Does Todd Frazier Make the White Sox Contenders in the AL Central?

The White Sox made a huge trade, acquiring Todd Frazier from the Reds. Does it make them contenders?

The Cubs aren't the only team in Chicago that knows how to have a little offseason fun.

On Wednesday, the White Sox traded for one of the National League's best power hitters, All-Star and Home Run Derby champion Todd Frazier, in a three-way deal with the Cincinnati Reds and Los Angeles Dodgers. And with the addition of Brett Lawrie earlier in the offseason, they have remade the left side of their infield and may have turned themselves contenders to win the wide-open American League Central.

Frazier is likely to be the best power hitter to be traded this off-season, and he will be a much-needed addition for the White Sox.

Last year, Frazier hit .255/.309/.498 with 35 homers, 89 RBI, 82 runs scored and 13 stolen bases. He had an fWAR of 4.4, a bWAR of 4.0 and a nERD of 1.23 that was 58th in all of baseball last season. That means a lineup full of Fraziers would score 1.23 runs per game more than a league average player.

Frazier has big-time power and is going to another park that will play to his strengths. Last season, U.S. Cellular Field was the eighth-friendliest for home runs. Frazier's former home, Cincinnati's Great American Ball Park, was seventh. 

He was one of four players last year to hit at least 35 homers and 40 doubles, joining AL MVP Josh Donaldson, New York's Yoenis Cespedes, and Colorado's Nolan Arenado. Among MLB third basemen, Frazier was third in isolated power (.242 ISO) and home runs (35), fifth in slugging percentage (.498), and eighth in fWAR and weighted on base average (.342 wOBA).

Not only that, he's also one of the best defensive third basemen in the game.

His six Defensive Runs Saved (DRS) was seventh among MLB third basemen, he was sixth in Ultimate Zone Rating and sixth in Fangraphs' overall Def rating.

However, it wasn't a perfect season for Frazier in 2015.

1st Half.284.337.585.9222514617.4
2nd Half.220.274.390.664107523.7

Perhaps he blew a tire winning the Home Run Derby at the All Star Game but his first half-second half splits were not good at all last year. He had the same problem in 2014, batting .290/.353/.500 with an .853 OPS in the first half followed by a .247/.312/.396 slash line and a .707 OPS in the second half that year.

However, he will undoubtedly help the White Sox' offense, forming a dynamic duo with Jose Abreu in the middle of that lineup. And it's a lineup that, based on last year's stats, can use all the help it can get.

They finished dead last in fWAR among position players in the AL last year with 3.1. That is a horrifically low number. Despite playing in one of the most homer-friendly stadiums in baseball, they hit an American League-worst 136 dingers in 2015, and were dead last in runs scored, OPS, ISO, wOBA, slugging percentage and wRC+. They also finished second-to-last in on-base percentage, and were 13th in doubles.

With a little more offense, the White Sox can contend in their division.
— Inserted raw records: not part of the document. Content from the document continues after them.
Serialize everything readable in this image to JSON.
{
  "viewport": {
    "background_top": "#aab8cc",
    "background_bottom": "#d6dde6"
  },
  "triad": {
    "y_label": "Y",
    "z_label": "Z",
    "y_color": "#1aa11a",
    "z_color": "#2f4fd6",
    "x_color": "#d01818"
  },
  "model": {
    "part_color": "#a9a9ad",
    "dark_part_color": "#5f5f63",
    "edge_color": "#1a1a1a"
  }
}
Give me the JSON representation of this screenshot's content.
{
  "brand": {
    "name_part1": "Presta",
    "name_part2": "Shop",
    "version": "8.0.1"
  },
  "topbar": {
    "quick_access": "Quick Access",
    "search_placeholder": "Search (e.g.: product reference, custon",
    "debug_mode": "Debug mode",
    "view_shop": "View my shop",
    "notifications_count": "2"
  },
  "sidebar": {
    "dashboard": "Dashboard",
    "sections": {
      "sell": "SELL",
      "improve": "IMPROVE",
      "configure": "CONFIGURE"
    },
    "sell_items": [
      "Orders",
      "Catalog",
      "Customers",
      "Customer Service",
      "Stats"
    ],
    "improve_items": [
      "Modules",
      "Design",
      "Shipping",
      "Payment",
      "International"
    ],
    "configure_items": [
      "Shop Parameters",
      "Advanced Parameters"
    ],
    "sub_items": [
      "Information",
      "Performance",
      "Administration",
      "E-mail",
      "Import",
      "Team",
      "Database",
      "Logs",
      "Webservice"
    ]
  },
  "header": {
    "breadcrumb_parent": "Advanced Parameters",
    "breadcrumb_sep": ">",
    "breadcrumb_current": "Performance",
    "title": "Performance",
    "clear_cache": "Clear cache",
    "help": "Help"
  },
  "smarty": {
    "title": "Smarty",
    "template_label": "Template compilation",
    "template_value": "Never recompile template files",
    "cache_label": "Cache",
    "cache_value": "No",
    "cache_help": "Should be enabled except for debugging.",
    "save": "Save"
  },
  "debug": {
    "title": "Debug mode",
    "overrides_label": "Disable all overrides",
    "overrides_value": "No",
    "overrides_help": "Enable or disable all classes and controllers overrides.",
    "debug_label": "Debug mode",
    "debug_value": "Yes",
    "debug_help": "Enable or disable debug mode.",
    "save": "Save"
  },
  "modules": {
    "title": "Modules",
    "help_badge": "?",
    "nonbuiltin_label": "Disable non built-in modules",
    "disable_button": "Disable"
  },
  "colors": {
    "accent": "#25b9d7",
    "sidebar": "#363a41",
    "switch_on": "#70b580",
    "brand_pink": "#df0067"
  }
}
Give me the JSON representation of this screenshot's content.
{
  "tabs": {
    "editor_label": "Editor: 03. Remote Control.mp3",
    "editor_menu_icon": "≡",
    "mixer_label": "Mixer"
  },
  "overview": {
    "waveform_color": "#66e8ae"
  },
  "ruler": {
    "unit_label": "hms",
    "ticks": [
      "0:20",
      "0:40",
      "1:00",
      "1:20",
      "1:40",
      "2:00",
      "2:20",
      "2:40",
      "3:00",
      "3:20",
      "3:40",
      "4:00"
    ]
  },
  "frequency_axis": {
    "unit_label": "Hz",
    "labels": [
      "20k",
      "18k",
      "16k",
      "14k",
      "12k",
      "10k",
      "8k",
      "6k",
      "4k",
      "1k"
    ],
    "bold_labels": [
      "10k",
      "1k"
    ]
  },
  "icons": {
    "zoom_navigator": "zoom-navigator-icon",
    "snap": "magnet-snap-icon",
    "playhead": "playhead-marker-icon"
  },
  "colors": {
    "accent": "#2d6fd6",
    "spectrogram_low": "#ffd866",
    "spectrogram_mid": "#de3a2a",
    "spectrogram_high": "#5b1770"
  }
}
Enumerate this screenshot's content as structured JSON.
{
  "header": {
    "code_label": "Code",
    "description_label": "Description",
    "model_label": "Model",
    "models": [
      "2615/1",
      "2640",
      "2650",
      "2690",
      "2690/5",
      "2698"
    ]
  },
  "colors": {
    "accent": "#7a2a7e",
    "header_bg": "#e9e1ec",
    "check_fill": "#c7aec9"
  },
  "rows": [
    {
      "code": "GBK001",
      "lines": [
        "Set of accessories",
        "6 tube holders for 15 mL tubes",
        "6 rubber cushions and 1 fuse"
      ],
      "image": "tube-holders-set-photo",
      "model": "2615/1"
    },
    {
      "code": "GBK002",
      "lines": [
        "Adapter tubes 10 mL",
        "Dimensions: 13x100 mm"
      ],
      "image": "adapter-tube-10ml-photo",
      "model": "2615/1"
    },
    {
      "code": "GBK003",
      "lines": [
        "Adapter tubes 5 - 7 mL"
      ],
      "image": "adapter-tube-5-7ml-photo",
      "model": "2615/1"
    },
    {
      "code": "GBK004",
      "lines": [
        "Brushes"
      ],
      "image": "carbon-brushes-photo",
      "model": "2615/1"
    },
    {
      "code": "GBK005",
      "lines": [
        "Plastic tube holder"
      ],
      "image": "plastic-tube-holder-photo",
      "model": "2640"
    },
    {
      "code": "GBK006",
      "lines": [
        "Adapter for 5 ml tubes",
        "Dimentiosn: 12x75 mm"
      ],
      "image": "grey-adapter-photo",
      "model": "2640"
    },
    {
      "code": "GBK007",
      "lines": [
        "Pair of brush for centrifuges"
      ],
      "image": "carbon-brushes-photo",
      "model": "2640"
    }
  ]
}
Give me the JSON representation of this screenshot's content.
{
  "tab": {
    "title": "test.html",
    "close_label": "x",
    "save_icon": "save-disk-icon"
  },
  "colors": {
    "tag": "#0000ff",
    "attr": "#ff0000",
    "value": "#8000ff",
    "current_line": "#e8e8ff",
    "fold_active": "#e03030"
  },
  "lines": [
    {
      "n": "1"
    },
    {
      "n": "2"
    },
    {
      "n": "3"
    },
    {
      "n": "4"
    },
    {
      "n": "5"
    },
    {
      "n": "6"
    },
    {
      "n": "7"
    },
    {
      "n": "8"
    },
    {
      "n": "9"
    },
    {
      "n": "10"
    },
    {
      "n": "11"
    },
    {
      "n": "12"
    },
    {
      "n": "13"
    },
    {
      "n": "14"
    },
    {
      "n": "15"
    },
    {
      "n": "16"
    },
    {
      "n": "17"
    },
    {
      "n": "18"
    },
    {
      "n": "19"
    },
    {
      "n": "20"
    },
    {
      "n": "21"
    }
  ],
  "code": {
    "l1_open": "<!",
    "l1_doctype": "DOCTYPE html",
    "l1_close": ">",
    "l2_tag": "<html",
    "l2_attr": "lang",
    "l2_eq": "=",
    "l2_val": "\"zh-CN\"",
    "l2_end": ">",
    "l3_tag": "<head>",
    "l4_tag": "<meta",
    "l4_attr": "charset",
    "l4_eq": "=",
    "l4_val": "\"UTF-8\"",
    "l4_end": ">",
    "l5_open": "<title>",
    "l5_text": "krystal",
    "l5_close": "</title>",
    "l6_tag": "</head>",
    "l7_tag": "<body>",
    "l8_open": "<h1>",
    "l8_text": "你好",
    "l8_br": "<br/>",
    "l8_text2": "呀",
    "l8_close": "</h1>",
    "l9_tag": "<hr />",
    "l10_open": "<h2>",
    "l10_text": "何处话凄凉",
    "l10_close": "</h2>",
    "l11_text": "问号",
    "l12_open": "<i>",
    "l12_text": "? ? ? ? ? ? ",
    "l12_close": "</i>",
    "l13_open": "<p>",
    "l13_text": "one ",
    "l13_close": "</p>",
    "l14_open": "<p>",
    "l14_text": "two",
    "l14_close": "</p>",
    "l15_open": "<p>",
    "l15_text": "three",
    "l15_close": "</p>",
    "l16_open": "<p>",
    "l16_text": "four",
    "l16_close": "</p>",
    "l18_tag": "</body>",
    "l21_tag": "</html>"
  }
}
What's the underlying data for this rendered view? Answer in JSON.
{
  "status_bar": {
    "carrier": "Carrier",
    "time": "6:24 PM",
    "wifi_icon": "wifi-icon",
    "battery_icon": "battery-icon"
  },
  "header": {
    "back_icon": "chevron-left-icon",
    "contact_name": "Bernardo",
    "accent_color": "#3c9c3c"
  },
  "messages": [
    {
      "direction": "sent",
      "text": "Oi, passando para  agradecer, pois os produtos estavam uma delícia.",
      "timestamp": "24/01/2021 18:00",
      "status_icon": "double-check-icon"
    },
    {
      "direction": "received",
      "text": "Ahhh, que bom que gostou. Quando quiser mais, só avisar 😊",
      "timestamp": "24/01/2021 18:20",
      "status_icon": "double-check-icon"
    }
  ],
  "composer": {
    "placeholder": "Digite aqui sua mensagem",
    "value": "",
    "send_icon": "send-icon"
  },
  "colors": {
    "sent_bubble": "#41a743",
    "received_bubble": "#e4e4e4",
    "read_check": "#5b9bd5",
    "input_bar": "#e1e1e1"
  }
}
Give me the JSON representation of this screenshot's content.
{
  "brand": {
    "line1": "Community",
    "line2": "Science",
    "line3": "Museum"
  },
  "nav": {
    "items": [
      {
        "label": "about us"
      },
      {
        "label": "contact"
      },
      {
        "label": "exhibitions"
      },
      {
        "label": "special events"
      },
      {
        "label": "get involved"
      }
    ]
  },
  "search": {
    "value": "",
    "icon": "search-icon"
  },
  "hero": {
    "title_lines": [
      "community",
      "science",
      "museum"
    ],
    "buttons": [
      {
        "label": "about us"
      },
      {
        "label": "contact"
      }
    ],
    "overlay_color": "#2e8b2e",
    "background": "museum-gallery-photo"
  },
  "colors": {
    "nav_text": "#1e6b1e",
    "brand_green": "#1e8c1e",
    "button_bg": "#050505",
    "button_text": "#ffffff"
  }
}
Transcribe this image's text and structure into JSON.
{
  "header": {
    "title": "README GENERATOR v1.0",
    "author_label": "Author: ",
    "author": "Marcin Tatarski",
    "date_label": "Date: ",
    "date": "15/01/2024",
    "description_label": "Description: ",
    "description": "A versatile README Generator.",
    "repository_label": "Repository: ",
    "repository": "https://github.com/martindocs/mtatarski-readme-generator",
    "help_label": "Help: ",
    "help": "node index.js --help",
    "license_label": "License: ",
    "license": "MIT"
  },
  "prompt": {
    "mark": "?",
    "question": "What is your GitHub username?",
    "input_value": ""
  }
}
They boast one of the strongest rotations, fronted by Chris Sale, Jose Quintana, Jordan Danks and Carlos Rodon, but could still use another bat or two. The Kansas City Royals have lost some key pieces from their championship roster last year (Ben Zobrist and Johnny Cueto) and are expected to lose Alex Gordon as well. The Indians have a strong rotation and are seen as contenders too, and the Tigers will be in the mix after signing Jordan Zimmermann to a big free agent deal and still have Miguel Cabrera doing Miguel Cabrera things.

Getting Frazier was a step in the right direction. But Chicago is still a bat or two away from being the favorites to win the AL Central in 2016.